How many artists can make an elephant disappear right in front of your eyes -- with everything out in the open? As I went through This Progress, one of two performance pieces by Tino Sehgal that transform Frank Lloyd Wright’s emptied-out spiral into a dreamy Socratic-purgatorial journey, the museum literally fell away. I was suspended in some weird nonspace. I felt variously shook up, spaced out, turned on, told off, intimidated, ashamed, thrilled and shocked. Yes, it’s artsy artifice; yes, it sometimes feels like you’ve stepped into a Monty Python sketch. Doesn’t matter. This show is wondrous-strange, and can produce waves of uncanny self-revelation, surprise and delight.
Sehgal is 34, the youngest artist ever to be given the Guggenheim’s whole rotunda, and it’s pretty gutsy that he emptied the place out. There are no labels or wall texts, and no photos are allowed. (A true Emersonian, Sehgal seems to be telling us "trust yourself.") That leaves us with This Progress: An adorable kid greets you at the bottom of the ramp, says, "This is a work by Tino Sehgal," asks, "What is progress?," and bids you to follow. Soon, you’re passed off to a teenager who walks and talks with you, who hands you off to an adult, who does the same thing until you’re handed over to an older person who takes you to the top ramp, says, "Good-bye," and disappears into a stairwell.
It took me three hours to go through This Progress the first time. I’ve been through five times now. If you want, you can see it in five minutes, not say a word, and view it as a sophomoric recapitulation of ‘60s performance art, or just phony-baloney b.s. I have no doubt that some visitors leave the Guggenheim never knowing they walked through This Progress. (They are less likely to miss Sehgal’s other piece, The Kiss, in which two dancers reenact kisses from art history in super-slow-mo. But it’s not the main attraction, and it’s just okay.)
This Progress is made by Sehgal and his docents -- called "interpreters" -- but also by you and the architecture.

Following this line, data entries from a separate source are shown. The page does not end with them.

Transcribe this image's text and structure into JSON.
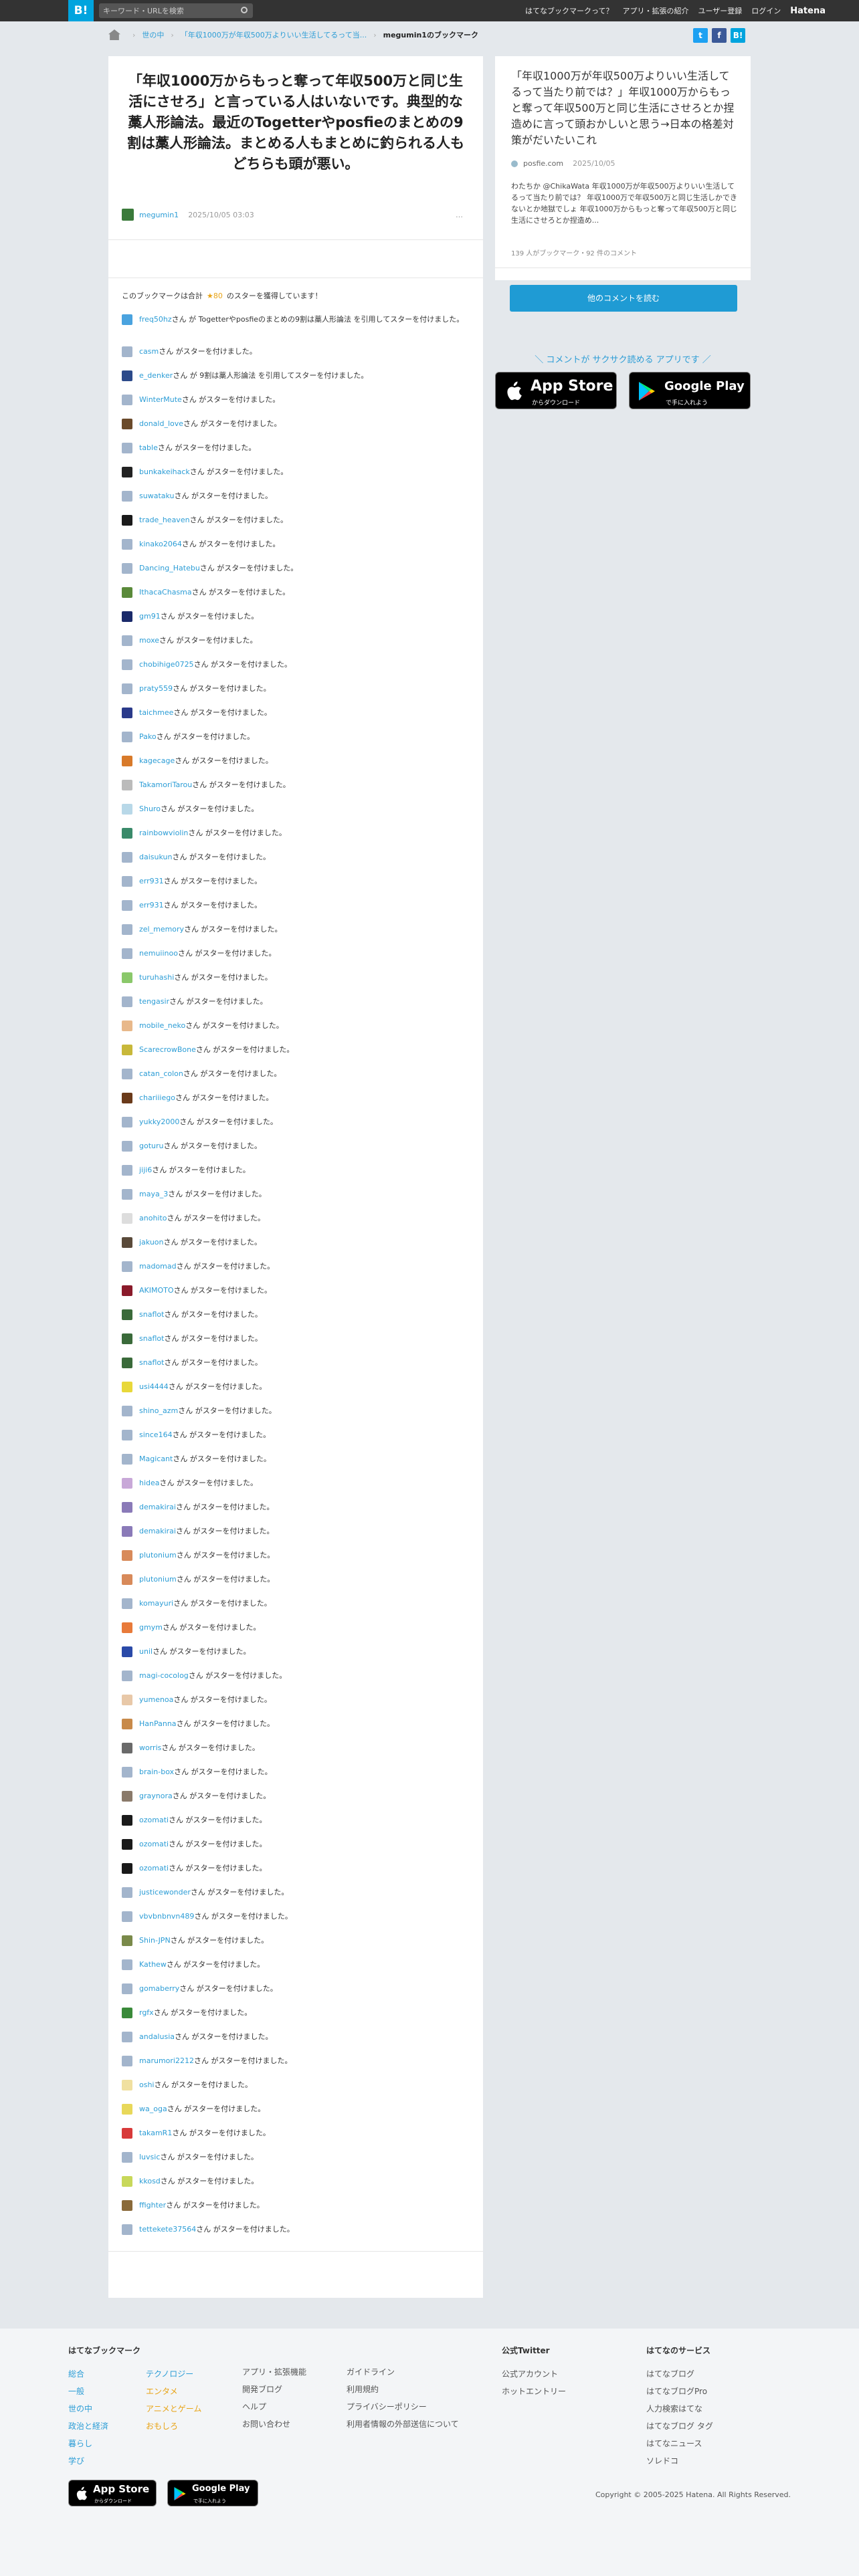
{
  "header": {
    "logo": "B!",
    "search_placeholder": "キーワード・URLを検索",
    "nav": [
      "はてなブックマークって？",
      "アプリ・拡張の紹介",
      "ユーザー登録",
      "ログイン",
      "Hatena"
    ]
  },
  "breadcrumb": {
    "items": [
      "世の中",
      "「年収1000万が年収500万よりいい生活してるって当..."
    ],
    "current": "megumin1のブックマーク"
  },
  "share": [
    "t",
    "f",
    "B!"
  ],
  "entry": {
    "title": "「年収1000万からもっと奪って年収500万と同じ生活にさせろ」と言っている人はいないです。典型的な藁人形論法。最近のTogetterやposfieのまとめの9割は藁人形論法。まとめる人もまとめに釣られる人もどちらも頭が悪い。",
    "user": "megumin1",
    "date": "2025/10/05 03:03",
    "more": "…"
  },
  "stars": {
    "prefix": "このブックマークは合計",
    "count": "★80",
    "suffix": "のスターを獲得しています！"
  },
  "list": [
    {
      "user": "freq50hz",
      "text": "さん が Togetterやposfieのまとめの9割は藁人形論法 を引用してスターを付けました。",
      "color": "#4aa3df",
      "tall": true
    },
    {
      "user": "casm",
      "text": "さん がスターを付けました。",
      "color": "#a3b5cc"
    },
    {
      "user": "e_denker",
      "text": "さん が 9割は藁人形論法 を引用してスターを付けました。",
      "color": "#2c4a8a"
    },
    {
      "user": "WinterMute",
      "text": "さん がスターを付けました。",
      "color": "#a3b5cc"
    },
    {
      "user": "donald_love",
      "text": "さん がスターを付けました。",
      "color": "#6a4a2a"
    },
    {
      "user": "table",
      "text": "さん がスターを付けました。",
      "color": "#a3b5cc"
    },
    {
      "user": "bunkakeihack",
      "text": "さん がスターを付けました。",
      "color": "#222"
    },
    {
      "user": "suwataku",
      "text": "さん がスターを付けました。",
      "color": "#a3b5cc"
    },
    {
      "user": "trade_heaven",
      "text": "さん がスターを付けました。",
      "color": "#1a1a1a"
    },
    {
      "user": "kinako2064",
      "text": "さん がスターを付けました。",
      "color": "#a3b5cc"
    },
    {
      "user": "Dancing_Hatebu",
      "text": "さん がスターを付けました。",
      "color": "#a3b5cc"
    },
    {
      "user": "IthacaChasma",
      "text": "さん がスターを付けました。",
      "color": "#5a8a3a"
    },
    {
      "user": "gm91",
      "text": "さん がスターを付けました。",
      "color": "#1a2a6a"
    },
    {
      "user": "moxe",
      "text": "さん がスターを付けました。",
      "color": "#a3b5cc"
    },
    {
      "user": "chobihige0725",
      "text": "さん がスターを付けました。",
      "color": "#a3b5cc"
    },
    {
      "user": "praty559",
      "text": "さん がスターを付けました。",
      "color": "#a3b5cc"
    },
    {
      "user": "taichmee",
      "text": "さん がスターを付けました。",
      "color": "#2a3a8a"
    },
    {
      "user": "Pako",
      "text": "さん がスターを付けました。",
      "color": "#a3b5cc"
    },
    {
      "user": "kagecage",
      "text": "さん がスターを付けました。",
      "color": "#d87a2a"
    },
    {
      "user": "TakamoriTarou",
      "text": "さん がスターを付けました。",
      "color": "#bbb"
    },
    {
      "user": "Shuro",
      "text": "さん がスターを付けました。",
      "color": "#b8d8e8"
    },
    {
      "user": "rainbowviolin",
      "text": "さん がスターを付けました。",
      "color": "#3a8a6a"
    },
    {
      "user": "daisukun",
      "text": "さん がスターを付けました。",
      "color": "#a3b5cc"
    },
    {
      "user": "err931",
      "text": "さん がスターを付けました。",
      "color": "#a3b5cc"
    },
    {
      "user": "err931",
      "text": "さん がスターを付けました。",
      "color": "#a3b5cc"
    },
    {
      "user": "zel_memory",
      "text": "さん がスターを付けました。",
      "color": "#a3b5cc"
    },
    {
      "user": "nemuiinoo",
      "text": "さん がスターを付けました。",
      "color": "#a3b5cc"
    },
    {
      "user": "turuhashi",
      "text": "さん がスターを付けました。",
      "color": "#8ac86a"
    },
    {
      "user": "tengasir",
      "text": "さん がスターを付けました。",
      "color": "#a3b5cc"
    },
    {
      "user": "mobile_neko",
      "text": "さん がスターを付けました。",
      "color": "#e8b88a"
    },
    {
      "user": "ScarecrowBone",
      "text": "さん がスターを付けました。",
      "color": "#c8b83a"
    },
    {
      "user": "catan_colon",
      "text": "さん がスターを付けました。",
      "color": "#a3b5cc"
    },
    {
      "user": "chariiiego",
      "text": "さん がスターを付けました。",
      "color": "#6a3a1a"
    },
    {
      "user": "yukky2000",
      "text": "さん がスターを付けました。",
      "color": "#a3b5cc"
    },
    {
      "user": "goturu",
      "text": "さん がスターを付けました。",
      "color": "#a3b5cc"
    },
    {
      "user": "jiji6",
      "text": "さん がスターを付けました。",
      "color": "#a3b5cc"
    },
    {
      "user": "maya_3",
      "text": "さん がスターを付けました。",
      "color": "#a3b5cc"
    },
    {
      "user": "anohito",
      "text": "さん がスターを付けました。",
      "color": "#ddd"
    },
    {
      "user": "jakuon",
      "text": "さん がスターを付けました。",
      "color": "#5a4a3a"
    },
    {
      "user": "madomad",
      "text": "さん がスターを付けました。",
      "color": "#a3b5cc"
    },
    {
      "user": "AKIMOTO",
      "text": "さん がスターを付けました。",
      "color": "#8a1a2a"
    },
    {
      "user": "snaflot",
      "text": "さん がスターを付けました。",
      "color": "#3a6a3a"
    },
    {
      "user": "snaflot",
      "text": "さん がスターを付けました。",
      "color": "#3a6a3a"
    },
    {
      "user": "snaflot",
      "text": "さん がスターを付けました。",
      "color": "#3a6a3a"
    },
    {
      "user": "usi4444",
      "text": "さん がスターを付けました。",
      "color": "#e8d83a"
    },
    {
      "user": "shino_azm",
      "text": "さん がスターを付けました。",
      "color": "#a3b5cc"
    },
    {
      "user": "since164",
      "text": "さん がスターを付けました。",
      "color": "#a3b5cc"
    },
    {
      "user": "Magicant",
      "text": "さん がスターを付けました。",
      "color": "#a3b5cc"
    },
    {
      "user": "hidea",
      "text": "さん がスターを付けました。",
      "color": "#c8a8d8"
    },
    {
      "user": "demakirai",
      "text": "さん がスターを付けました。",
      "color": "#8a7ab8"
    },
    {
      "user": "demakirai",
      "text": "さん がスターを付けました。",
      "color": "#8a7ab8"
    },
    {
      "user": "plutonium",
      "text": "さん がスターを付けました。",
      "color": "#d88a5a"
    },
    {
      "user": "plutonium",
      "text": "さん がスターを付けました。",
      "color": "#d88a5a"
    },
    {
      "user": "komayuri",
      "text": "さん がスターを付けました。",
      "color": "#a3b5cc"
    },
    {
      "user": "gmym",
      "text": "さん がスターを付けました。",
      "color": "#e87a3a"
    },
    {
      "user": "unil",
      "text": "さん がスターを付けました。",
      "color": "#2a4aa8"
    },
    {
      "user": "magi-cocolog",
      "text": "さん がスターを付けました。",
      "color": "#a3b5cc"
    },
    {
      "user": "yumenoa",
      "text": "さん がスターを付けました。",
      "color": "#e8c8a8"
    },
    {
      "user": "HanPanna",
      "text": "さん がスターを付けました。",
      "color": "#c88a4a"
    },
    {
      "user": "worris",
      "text": "さん がスターを付けました。",
      "color": "#6a6a6a"
    },
    {
      "user": "brain-box",
      "text": "さん がスターを付けました。",
      "color": "#a3b5cc"
    },
    {
      "user": "graynora",
      "text": "さん がスターを付けました。",
      "color": "#8a7a6a"
    },
    {
      "user": "ozomati",
      "text": "さん がスターを付けました。",
      "color": "#1a1a1a"
    },
    {
      "user": "ozomati",
      "text": "さん がスターを付けました。",
      "color": "#1a1a1a"
    },
    {
      "user": "ozomati",
      "text": "さん がスターを付けました。",
      "color": "#1a1a1a"
    },
    {
      "user": "justicewonder",
      "text": "さん がスターを付けました。",
      "color": "#a3b5cc"
    },
    {
      "user": "vbvbnbnvn489",
      "text": "さん がスターを付けました。",
      "color": "#a3b5cc"
    },
    {
      "user": "Shin-JPN",
      "text": "さん がスターを付けました。",
      "color": "#7a8a4a"
    },
    {
      "user": "Kathew",
      "text": "さん がスターを付けました。",
      "color": "#a3b5cc"
    },
    {
      "user": "gomaberry",
      "text": "さん がスターを付けました。",
      "color": "#a3b5cc"
    },
    {
      "user": "rgfx",
      "text": "さん がスターを付けました。",
      "color": "#3a8a3a"
    },
    {
      "user": "andalusia",
      "text": "さん がスターを付けました。",
      "color": "#a3b5cc"
    },
    {
      "user": "marumori2212",
      "text": "さん がスターを付けました。",
      "color": "#a3b5cc"
    },
    {
      "user": "oshi",
      "text": "さん がスターを付けました。",
      "color": "#f0e0a0"
    },
    {
      "user": "wa_oga",
      "text": "さん がスターを付けました。",
      "color": "#e8d85a"
    },
    {
      "user": "takamR1",
      "text": "さん がスターを付けました。",
      "color": "#d83a3a"
    },
    {
      "user": "luvsic",
      "text": "さん がスターを付けました。",
      "color": "#a3b5cc"
    },
    {
      "user": "kkosd",
      "text": "さん がスターを付けました。",
      "color": "#c8d85a"
    },
    {
      "user": "ffighter",
      "text": "さん がスターを付けました。",
      "color": "#8a6a3a"
    },
    {
      "user": "tettekete37564",
      "text": "さん がスターを付けました。",
      "color": "#a3b5cc"
    }
  ],
  "side": {
    "title": "「年収1000万が年収500万よりいい生活してるって当たり前では？」年収1000万からもっと奪って年収500万と同じ生活にさせろとか捏造めに言って頭おかしいと思う→日本の格差対策がだいたいこれ",
    "source": "posfie.com",
    "date": "2025/10/05",
    "desc": "わたちか @ChikaWata 年収1000万が年収500万よりいい生活してるって当たり前では？ 年収1000万で年収500万と同じ生活しかできないとか地獄でしょ 年収1000万からもっと奪って年収500万と同じ生活にさせろとか捏造め...",
    "counts": "139 人がブックマーク・92 件のコメント",
    "readmore": "他のコメントを読む"
  },
  "app_promo": {
    "tagline": "＼ コメントが サクサク読める アプリです ／",
    "appstore": {
      "main": "App Store",
      "sub": "からダウンロード"
    },
    "googleplay": {
      "main": "Google Play",
      "sub": "で手に入れよう"
    }
  },
  "footer": {
    "col1": {
      "heading": "はてなブックマーク",
      "cats_a": [
        "総合",
        "一般",
        "世の中",
        "政治と経済",
        "暮らし",
        "学び"
      ],
      "cats_b": [
        "テクノロジー",
        "エンタメ",
        "アニメとゲーム",
        "おもしろ"
      ]
    },
    "col2": [
      "アプリ・拡張機能",
      "開発ブログ",
      "ヘルプ",
      "お問い合わせ"
    ],
    "col3": [
      "ガイドライン",
      "利用規約",
      "プライバシーポリシー",
      "利用者情報の外部送信について"
    ],
    "col4": {
      "heading": "公式Twitter",
      "items": [
        "公式アカウント",
        "ホットエントリー"
      ]
    },
    "col5": {
      "heading": "はてなのサービス",
      "items": [
        "はてなブログ",
        "はてなブログPro",
        "人力検索はてな",
        "はてなブログ タグ",
        "はてなニュース",
        "ソレドコ"
      ]
    },
    "appstore": {
      "main": "App Store",
      "sub": "からダウンロード"
    },
    "googleplay": {
      "main": "Google Play",
      "sub": "で手に入れよう"
    },
    "copyright": "Copyright © 2005-2025 Hatena. All Rights Reserved."
  }
}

As with other art, you study it, pour yourself into it, see where it takes you. Plenty of art has brought me to tears in the past, and after my first visit, I was horrified to learn I had made This Progress cry. I had been so slow taking notes and asking questions to the perfect little girl who greeted me and started the conversation that, after passing me to the next person, she had broken down in tears. It was a lesson in how vulnerable art can be. It is also the only time in my life I ever wrote a letter of abject apology to a work of art. As I said, wondrous-strange.
JERRY SALTZ is art critic for New York magazine, where this essay first appeared. He can be reached at firstname.lastname@example.org.